**Assigned task**
Without including any images, set down the records below exactly.

Excerpts from an interface dataset:
★ ★ ★ ★ ★

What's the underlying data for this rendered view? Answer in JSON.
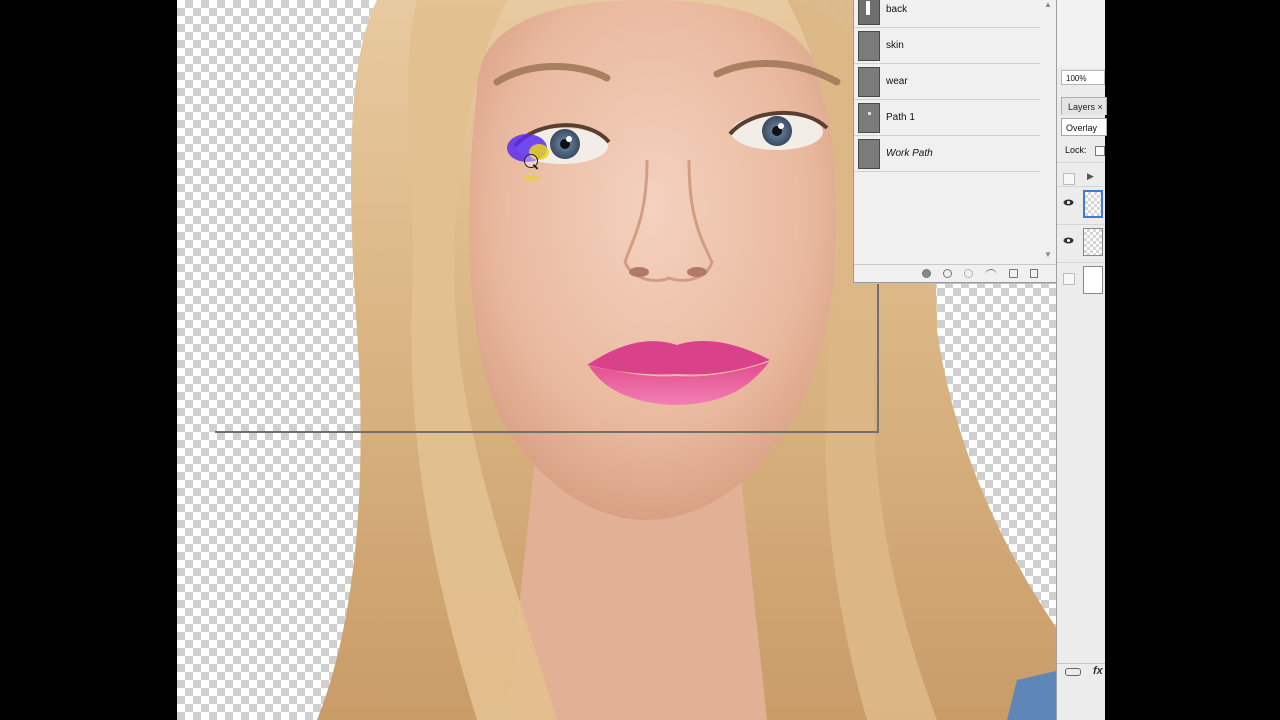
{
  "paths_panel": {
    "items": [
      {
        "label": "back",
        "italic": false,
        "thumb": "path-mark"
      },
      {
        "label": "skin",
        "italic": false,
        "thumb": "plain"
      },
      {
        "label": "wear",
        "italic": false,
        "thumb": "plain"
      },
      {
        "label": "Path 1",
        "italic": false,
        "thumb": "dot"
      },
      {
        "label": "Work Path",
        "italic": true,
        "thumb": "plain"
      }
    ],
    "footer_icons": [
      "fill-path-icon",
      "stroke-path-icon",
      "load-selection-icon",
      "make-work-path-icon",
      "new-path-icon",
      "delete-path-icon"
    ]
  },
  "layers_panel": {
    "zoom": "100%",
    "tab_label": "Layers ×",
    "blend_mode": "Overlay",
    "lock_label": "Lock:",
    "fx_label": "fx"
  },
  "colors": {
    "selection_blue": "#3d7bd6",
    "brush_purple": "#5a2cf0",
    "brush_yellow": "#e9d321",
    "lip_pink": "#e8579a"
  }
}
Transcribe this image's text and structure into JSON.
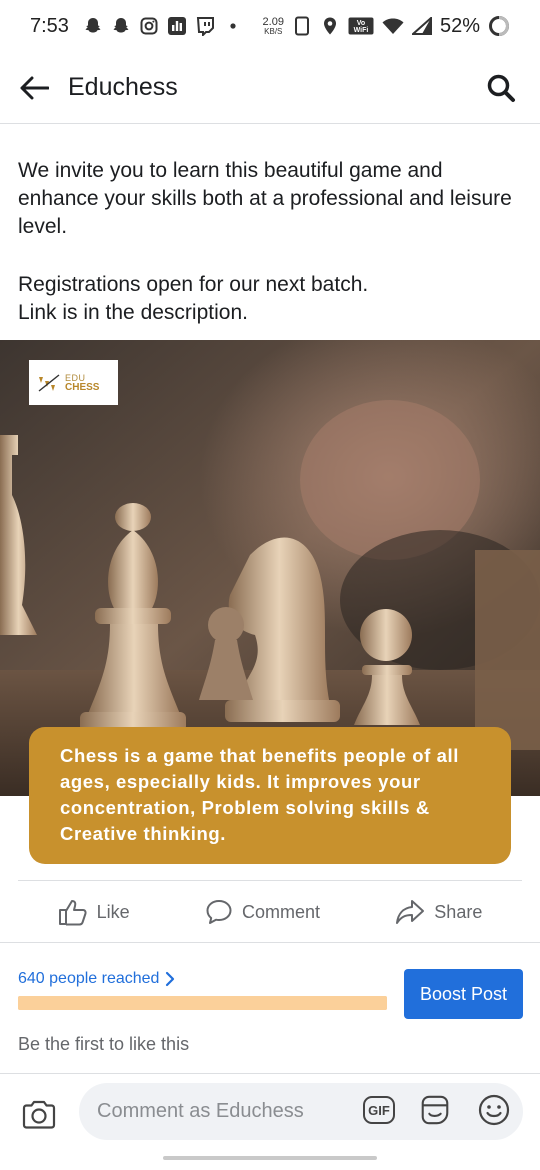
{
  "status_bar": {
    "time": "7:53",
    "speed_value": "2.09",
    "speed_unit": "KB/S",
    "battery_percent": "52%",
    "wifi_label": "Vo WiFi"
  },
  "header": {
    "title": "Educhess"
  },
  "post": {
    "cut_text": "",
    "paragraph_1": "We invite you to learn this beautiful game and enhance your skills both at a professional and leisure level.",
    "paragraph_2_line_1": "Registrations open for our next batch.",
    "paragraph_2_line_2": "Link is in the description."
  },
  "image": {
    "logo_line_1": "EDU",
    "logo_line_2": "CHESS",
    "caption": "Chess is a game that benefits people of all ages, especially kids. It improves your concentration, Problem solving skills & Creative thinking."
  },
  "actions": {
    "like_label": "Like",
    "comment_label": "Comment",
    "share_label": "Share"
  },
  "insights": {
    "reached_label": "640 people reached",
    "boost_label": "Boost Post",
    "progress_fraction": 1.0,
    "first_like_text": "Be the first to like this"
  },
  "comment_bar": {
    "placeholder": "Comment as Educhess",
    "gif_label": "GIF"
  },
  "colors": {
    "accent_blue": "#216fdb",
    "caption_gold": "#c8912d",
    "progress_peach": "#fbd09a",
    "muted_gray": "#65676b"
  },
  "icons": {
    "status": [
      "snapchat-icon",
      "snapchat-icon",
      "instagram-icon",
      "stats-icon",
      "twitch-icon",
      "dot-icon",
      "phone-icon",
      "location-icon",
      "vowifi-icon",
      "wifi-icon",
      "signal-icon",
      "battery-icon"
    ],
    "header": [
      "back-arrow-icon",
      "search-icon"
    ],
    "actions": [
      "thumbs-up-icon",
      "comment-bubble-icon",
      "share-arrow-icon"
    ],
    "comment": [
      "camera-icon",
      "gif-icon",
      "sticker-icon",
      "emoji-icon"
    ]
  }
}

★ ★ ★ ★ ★

**Expected output**
What's the underlying data for this rendered view? Answer in JSON.
{
  "paths_panel": {
    "items": [
      {
        "label": "back",
        "italic": false,
        "thumb": "path-mark"
      },
      {
        "label": "skin",
        "italic": false,
        "thumb": "plain"
      },
      {
        "label": "wear",
        "italic": false,
        "thumb": "plain"
      },
      {
        "label": "Path 1",
        "italic": false,
        "thumb": "dot"
      },
      {
        "label": "Work Path",
        "italic": true,
        "thumb": "plain"
      }
    ],
    "footer_icons": [
      "fill-path-icon",
      "stroke-path-icon",
      "load-selection-icon",
      "make-work-path-icon",
      "new-path-icon",
      "delete-path-icon"
    ]
  },
  "layers_panel": {
    "zoom": "100%",
    "tab_label": "Layers ×",
    "blend_mode": "Overlay",
    "lock_label": "Lock:",
    "fx_label": "fx"
  },
  "colors": {
    "selection_blue": "#3d7bd6",
    "brush_purple": "#5a2cf0",
    "brush_yellow": "#e9d321",
    "lip_pink": "#e8579a"
  }
}
Transcribe this image's text and structure into JSON.
{
  "status_bar": {
    "time": "7:53",
    "speed_value": "2.09",
    "speed_unit": "KB/S",
    "battery_percent": "52%",
    "wifi_label": "Vo WiFi"
  },
  "header": {
    "title": "Educhess"
  },
  "post": {
    "cut_text": "",
    "paragraph_1": "We invite you to learn this beautiful game and enhance your skills both at a professional and leisure level.",
    "paragraph_2_line_1": "Registrations open for our next batch.",
    "paragraph_2_line_2": "Link is in the description."
  },
  "image": {
    "logo_line_1": "EDU",
    "logo_line_2": "CHESS",
    "caption": "Chess is a game that benefits people of all ages, especially kids. It improves your concentration, Problem solving skills & Creative thinking."
  },
  "actions": {
    "like_label": "Like",
    "comment_label": "Comment",
    "share_label": "Share"
  },
  "insights": {
    "reached_label": "640 people reached",
    "boost_label": "Boost Post",
    "progress_fraction": 1.0,
    "first_like_text": "Be the first to like this"
  },
  "comment_bar": {
    "placeholder": "Comment as Educhess",
    "gif_label": "GIF"
  },
  "colors": {
    "accent_blue": "#216fdb",
    "caption_gold": "#c8912d",
    "progress_peach": "#fbd09a",
    "muted_gray": "#65676b"
  },
  "icons": {
    "status": [
      "snapchat-icon",
      "snapchat-icon",
      "instagram-icon",
      "stats-icon",
      "twitch-icon",
      "dot-icon",
      "phone-icon",
      "location-icon",
      "vowifi-icon",
      "wifi-icon",
      "signal-icon",
      "battery-icon"
    ],
    "header": [
      "back-arrow-icon",
      "search-icon"
    ],
    "actions": [
      "thumbs-up-icon",
      "comment-bubble-icon",
      "share-arrow-icon"
    ],
    "comment": [
      "camera-icon",
      "gif-icon",
      "sticker-icon",
      "emoji-icon"
    ]
  }
}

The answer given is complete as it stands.